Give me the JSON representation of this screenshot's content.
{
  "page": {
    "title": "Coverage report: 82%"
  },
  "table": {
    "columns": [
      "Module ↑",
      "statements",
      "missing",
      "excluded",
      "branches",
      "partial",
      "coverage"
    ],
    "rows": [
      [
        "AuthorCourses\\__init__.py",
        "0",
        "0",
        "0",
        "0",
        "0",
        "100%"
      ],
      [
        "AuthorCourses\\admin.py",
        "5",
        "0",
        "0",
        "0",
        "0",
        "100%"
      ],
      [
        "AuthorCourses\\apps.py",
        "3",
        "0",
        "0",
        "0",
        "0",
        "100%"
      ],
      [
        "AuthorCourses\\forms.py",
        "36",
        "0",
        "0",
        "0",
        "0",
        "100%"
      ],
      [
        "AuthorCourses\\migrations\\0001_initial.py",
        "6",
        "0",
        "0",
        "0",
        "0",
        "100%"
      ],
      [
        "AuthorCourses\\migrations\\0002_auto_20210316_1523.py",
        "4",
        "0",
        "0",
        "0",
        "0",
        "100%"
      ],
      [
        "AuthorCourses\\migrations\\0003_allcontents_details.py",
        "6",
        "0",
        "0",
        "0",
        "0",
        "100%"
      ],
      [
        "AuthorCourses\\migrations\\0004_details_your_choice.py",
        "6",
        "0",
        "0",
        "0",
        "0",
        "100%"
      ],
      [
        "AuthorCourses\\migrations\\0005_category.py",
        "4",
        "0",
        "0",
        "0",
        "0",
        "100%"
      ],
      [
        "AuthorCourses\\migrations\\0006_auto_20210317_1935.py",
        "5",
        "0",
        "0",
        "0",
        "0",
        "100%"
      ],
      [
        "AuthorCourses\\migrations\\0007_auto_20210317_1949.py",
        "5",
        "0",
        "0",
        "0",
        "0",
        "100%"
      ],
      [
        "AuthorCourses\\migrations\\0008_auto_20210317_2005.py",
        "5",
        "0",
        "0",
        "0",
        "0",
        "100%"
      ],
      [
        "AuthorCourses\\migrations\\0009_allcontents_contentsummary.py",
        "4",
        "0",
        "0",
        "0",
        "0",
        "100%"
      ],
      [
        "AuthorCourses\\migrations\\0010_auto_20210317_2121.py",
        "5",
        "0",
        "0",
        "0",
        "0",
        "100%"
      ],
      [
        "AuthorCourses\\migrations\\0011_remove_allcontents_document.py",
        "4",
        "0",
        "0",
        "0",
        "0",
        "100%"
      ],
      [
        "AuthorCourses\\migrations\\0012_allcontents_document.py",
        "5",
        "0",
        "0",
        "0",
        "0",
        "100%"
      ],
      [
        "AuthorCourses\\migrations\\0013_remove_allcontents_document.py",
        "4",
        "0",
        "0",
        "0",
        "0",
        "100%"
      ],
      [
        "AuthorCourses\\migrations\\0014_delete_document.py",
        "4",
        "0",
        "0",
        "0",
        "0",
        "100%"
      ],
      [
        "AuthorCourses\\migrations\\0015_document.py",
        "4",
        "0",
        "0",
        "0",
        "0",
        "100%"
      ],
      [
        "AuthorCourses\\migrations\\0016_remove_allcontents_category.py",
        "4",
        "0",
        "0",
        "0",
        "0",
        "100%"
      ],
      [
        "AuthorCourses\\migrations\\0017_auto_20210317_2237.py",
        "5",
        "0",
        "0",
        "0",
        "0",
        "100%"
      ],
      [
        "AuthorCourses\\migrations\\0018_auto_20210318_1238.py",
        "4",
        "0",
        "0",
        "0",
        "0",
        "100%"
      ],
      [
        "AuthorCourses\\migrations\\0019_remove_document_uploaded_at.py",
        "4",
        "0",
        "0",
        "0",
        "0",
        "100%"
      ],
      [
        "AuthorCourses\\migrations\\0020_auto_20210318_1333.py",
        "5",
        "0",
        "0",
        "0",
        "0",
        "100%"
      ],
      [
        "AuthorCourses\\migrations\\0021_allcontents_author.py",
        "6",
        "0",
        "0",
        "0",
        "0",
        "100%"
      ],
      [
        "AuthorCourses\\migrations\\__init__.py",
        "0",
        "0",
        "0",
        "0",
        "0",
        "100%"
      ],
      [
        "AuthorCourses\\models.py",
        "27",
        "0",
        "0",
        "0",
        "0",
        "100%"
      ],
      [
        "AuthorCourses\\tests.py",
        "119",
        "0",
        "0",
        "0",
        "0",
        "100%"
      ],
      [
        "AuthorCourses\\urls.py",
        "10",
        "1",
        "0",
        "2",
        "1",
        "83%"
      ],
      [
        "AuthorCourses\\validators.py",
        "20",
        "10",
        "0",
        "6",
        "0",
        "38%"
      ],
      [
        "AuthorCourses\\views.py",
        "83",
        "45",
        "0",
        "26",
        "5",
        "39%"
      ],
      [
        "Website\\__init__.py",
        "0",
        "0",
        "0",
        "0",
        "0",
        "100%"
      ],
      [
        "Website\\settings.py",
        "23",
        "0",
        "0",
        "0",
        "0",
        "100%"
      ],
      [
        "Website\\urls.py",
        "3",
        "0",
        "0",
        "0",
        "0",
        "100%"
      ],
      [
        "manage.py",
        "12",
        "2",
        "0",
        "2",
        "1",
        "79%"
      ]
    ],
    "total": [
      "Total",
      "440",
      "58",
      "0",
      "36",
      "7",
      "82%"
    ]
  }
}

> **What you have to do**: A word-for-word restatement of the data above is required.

> **Answer section**:
Give me the JSON representation of this screenshot's content.
{
  "page": {
    "title": "Coverage report: 82%"
  },
  "table": {
    "columns": [
      "Module ↑",
      "statements",
      "missing",
      "excluded",
      "branches",
      "partial",
      "coverage"
    ],
    "rows": [
      [
        "AuthorCourses\\__init__.py",
        "0",
        "0",
        "0",
        "0",
        "0",
        "100%"
      ],
      [
        "AuthorCourses\\admin.py",
        "5",
        "0",
        "0",
        "0",
        "0",
        "100%"
      ],
      [
        "AuthorCourses\\apps.py",
        "3",
        "0",
        "0",
        "0",
        "0",
        "100%"
      ],
      [
        "AuthorCourses\\forms.py",
        "36",
        "0",
        "0",
        "0",
        "0",
        "100%"
      ],
      [
        "AuthorCourses\\migrations\\0001_initial.py",
        "6",
        "0",
        "0",
        "0",
        "0",
        "100%"
      ],
      [
        "AuthorCourses\\migrations\\0002_auto_20210316_1523.py",
        "4",
        "0",
        "0",
        "0",
        "0",
        "100%"
      ],
      [
        "AuthorCourses\\migrations\\0003_allcontents_details.py",
        "6",
        "0",
        "0",
        "0",
        "0",
        "100%"
      ],
      [
        "AuthorCourses\\migrations\\0004_details_your_choice.py",
        "6",
        "0",
        "0",
        "0",
        "0",
        "100%"
      ],
      [
        "AuthorCourses\\migrations\\0005_category.py",
        "4",
        "0",
        "0",
        "0",
        "0",
        "100%"
      ],
      [
        "AuthorCourses\\migrations\\0006_auto_20210317_1935.py",
        "5",
        "0",
        "0",
        "0",
        "0",
        "100%"
      ],
      [
        "AuthorCourses\\migrations\\0007_auto_20210317_1949.py",
        "5",
        "0",
        "0",
        "0",
        "0",
        "100%"
      ],
      [
        "AuthorCourses\\migrations\\0008_auto_20210317_2005.py",
        "5",
        "0",
        "0",
        "0",
        "0",
        "100%"
      ],
      [
        "AuthorCourses\\migrations\\0009_allcontents_contentsummary.py",
        "4",
        "0",
        "0",
        "0",
        "0",
        "100%"
      ],
      [
        "AuthorCourses\\migrations\\0010_auto_20210317_2121.py",
        "5",
        "0",
        "0",
        "0",
        "0",
        "100%"
      ],
      [
        "AuthorCourses\\migrations\\0011_remove_allcontents_document.py",
        "4",
        "0",
        "0",
        "0",
        "0",
        "100%"
      ],
      [
        "AuthorCourses\\migrations\\0012_allcontents_document.py",
        "5",
        "0",
        "0",
        "0",
        "0",
        "100%"
      ],
      [
        "AuthorCourses\\migrations\\0013_remove_allcontents_document.py",
        "4",
        "0",
        "0",
        "0",
        "0",
        "100%"
      ],
      [
        "AuthorCourses\\migrations\\0014_delete_document.py",
        "4",
        "0",
        "0",
        "0",
        "0",
        "100%"
      ],
      [
        "AuthorCourses\\migrations\\0015_document.py",
        "4",
        "0",
        "0",
        "0",
        "0",
        "100%"
      ],
      [
        "AuthorCourses\\migrations\\0016_remove_allcontents_category.py",
        "4",
        "0",
        "0",
        "0",
        "0",
        "100%"
      ],
      [
        "AuthorCourses\\migrations\\0017_auto_20210317_2237.py",
        "5",
        "0",
        "0",
        "0",
        "0",
        "100%"
      ],
      [
        "AuthorCourses\\migrations\\0018_auto_20210318_1238.py",
        "4",
        "0",
        "0",
        "0",
        "0",
        "100%"
      ],
      [
        "AuthorCourses\\migrations\\0019_remove_document_uploaded_at.py",
        "4",
        "0",
        "0",
        "0",
        "0",
        "100%"
      ],
      [
        "AuthorCourses\\migrations\\0020_auto_20210318_1333.py",
        "5",
        "0",
        "0",
        "0",
        "0",
        "100%"
      ],
      [
        "AuthorCourses\\migrations\\0021_allcontents_author.py",
        "6",
        "0",
        "0",
        "0",
        "0",
        "100%"
      ],
      [
        "AuthorCourses\\migrations\\__init__.py",
        "0",
        "0",
        "0",
        "0",
        "0",
        "100%"
      ],
      [
        "AuthorCourses\\models.py",
        "27",
        "0",
        "0",
        "0",
        "0",
        "100%"
      ],
      [
        "AuthorCourses\\tests.py",
        "119",
        "0",
        "0",
        "0",
        "0",
        "100%"
      ],
      [
        "AuthorCourses\\urls.py",
        "10",
        "1",
        "0",
        "2",
        "1",
        "83%"
      ],
      [
        "AuthorCourses\\validators.py",
        "20",
        "10",
        "0",
        "6",
        "0",
        "38%"
      ],
      [
        "AuthorCourses\\views.py",
        "83",
        "45",
        "0",
        "26",
        "5",
        "39%"
      ],
      [
        "Website\\__init__.py",
        "0",
        "0",
        "0",
        "0",
        "0",
        "100%"
      ],
      [
        "Website\\settings.py",
        "23",
        "0",
        "0",
        "0",
        "0",
        "100%"
      ],
      [
        "Website\\urls.py",
        "3",
        "0",
        "0",
        "0",
        "0",
        "100%"
      ],
      [
        "manage.py",
        "12",
        "2",
        "0",
        "2",
        "1",
        "79%"
      ]
    ],
    "total": [
      "Total",
      "440",
      "58",
      "0",
      "36",
      "7",
      "82%"
    ]
  }
}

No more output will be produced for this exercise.